TASK TO CARRY OUT:
The answer should be each line from the entries below that has the word "Display" in it.

START THE DATA

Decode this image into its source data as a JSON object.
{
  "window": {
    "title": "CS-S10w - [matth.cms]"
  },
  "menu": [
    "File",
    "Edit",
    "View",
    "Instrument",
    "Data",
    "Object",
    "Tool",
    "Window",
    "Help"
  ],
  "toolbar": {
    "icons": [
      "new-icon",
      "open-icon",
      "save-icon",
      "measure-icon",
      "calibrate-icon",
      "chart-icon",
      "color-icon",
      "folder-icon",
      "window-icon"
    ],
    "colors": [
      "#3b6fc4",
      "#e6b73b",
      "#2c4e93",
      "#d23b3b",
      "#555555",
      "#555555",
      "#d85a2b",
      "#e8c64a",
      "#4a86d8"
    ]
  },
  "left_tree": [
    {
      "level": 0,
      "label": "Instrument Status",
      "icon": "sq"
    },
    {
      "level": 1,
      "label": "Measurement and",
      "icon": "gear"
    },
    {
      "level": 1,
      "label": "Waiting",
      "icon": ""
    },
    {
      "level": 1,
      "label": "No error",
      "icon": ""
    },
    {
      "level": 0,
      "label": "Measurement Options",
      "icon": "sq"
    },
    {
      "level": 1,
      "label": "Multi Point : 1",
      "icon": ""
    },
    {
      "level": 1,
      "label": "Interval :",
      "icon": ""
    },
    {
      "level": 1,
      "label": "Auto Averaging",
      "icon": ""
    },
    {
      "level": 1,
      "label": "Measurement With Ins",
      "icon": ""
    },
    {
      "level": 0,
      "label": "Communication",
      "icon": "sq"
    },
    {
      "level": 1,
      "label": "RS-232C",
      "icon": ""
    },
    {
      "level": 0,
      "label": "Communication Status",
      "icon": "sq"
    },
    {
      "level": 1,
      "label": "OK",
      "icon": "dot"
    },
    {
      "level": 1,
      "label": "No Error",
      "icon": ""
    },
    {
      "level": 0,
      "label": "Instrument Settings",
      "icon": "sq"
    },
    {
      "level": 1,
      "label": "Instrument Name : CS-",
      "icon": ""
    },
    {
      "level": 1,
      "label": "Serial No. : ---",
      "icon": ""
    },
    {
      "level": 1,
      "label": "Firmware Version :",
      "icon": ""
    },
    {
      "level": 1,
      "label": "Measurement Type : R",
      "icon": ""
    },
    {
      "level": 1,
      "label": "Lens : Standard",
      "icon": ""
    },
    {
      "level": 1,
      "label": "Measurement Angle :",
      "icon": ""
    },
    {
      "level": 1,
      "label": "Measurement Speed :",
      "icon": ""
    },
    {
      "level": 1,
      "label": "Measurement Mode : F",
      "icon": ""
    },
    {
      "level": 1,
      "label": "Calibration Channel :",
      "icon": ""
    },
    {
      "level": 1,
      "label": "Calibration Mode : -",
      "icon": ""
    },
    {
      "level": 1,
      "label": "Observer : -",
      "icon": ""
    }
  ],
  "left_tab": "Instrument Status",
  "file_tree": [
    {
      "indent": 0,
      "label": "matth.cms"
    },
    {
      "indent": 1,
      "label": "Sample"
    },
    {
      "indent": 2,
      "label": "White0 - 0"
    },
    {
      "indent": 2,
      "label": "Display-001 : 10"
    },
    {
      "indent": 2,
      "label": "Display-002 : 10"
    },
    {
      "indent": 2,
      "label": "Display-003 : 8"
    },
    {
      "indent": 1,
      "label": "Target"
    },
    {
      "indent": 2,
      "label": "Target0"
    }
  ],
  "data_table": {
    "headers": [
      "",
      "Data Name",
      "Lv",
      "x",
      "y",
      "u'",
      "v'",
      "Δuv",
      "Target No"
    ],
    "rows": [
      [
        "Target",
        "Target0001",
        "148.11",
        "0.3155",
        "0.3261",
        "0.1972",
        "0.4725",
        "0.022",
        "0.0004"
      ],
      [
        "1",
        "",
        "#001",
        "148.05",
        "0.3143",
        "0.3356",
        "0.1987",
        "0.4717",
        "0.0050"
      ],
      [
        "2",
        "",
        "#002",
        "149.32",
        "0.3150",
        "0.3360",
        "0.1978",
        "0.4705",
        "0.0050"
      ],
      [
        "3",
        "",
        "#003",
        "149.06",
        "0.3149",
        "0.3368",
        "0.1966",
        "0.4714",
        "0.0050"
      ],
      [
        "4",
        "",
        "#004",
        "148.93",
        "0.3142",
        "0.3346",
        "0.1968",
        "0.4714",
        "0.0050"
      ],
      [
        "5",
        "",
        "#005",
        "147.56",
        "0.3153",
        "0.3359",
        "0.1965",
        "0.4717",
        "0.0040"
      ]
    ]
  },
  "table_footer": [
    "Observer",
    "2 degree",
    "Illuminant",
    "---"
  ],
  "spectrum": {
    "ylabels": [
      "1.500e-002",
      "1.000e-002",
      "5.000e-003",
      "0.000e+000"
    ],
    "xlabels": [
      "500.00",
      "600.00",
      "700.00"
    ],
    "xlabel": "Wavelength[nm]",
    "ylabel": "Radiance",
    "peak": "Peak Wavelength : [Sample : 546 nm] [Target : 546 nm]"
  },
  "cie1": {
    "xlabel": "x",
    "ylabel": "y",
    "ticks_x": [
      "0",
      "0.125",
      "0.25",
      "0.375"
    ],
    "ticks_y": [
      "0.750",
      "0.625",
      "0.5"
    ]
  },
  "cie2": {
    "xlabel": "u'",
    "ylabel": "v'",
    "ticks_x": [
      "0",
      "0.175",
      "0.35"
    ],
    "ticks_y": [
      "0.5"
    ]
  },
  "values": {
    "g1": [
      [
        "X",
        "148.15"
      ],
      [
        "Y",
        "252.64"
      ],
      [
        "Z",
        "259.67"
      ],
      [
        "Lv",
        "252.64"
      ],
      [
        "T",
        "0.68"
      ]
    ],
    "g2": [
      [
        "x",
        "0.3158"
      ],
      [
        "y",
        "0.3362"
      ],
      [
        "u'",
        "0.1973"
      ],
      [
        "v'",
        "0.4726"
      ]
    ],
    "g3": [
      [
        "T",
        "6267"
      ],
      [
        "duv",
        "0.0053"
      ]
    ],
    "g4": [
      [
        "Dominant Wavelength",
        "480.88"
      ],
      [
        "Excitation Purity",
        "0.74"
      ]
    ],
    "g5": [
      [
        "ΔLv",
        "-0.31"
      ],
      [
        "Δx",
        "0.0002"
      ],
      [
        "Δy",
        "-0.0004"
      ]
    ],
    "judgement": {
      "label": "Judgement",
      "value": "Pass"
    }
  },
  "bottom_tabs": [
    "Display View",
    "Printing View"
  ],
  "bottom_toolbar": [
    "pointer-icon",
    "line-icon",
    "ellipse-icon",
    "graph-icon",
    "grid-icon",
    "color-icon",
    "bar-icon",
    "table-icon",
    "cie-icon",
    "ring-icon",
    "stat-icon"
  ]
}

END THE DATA

RESULT OF THE EXERCISE:
      "label": "Display-001 : 10"
      "label": "Display-002 : 10"
      "label": "Display-003 : 8"
    "Display View",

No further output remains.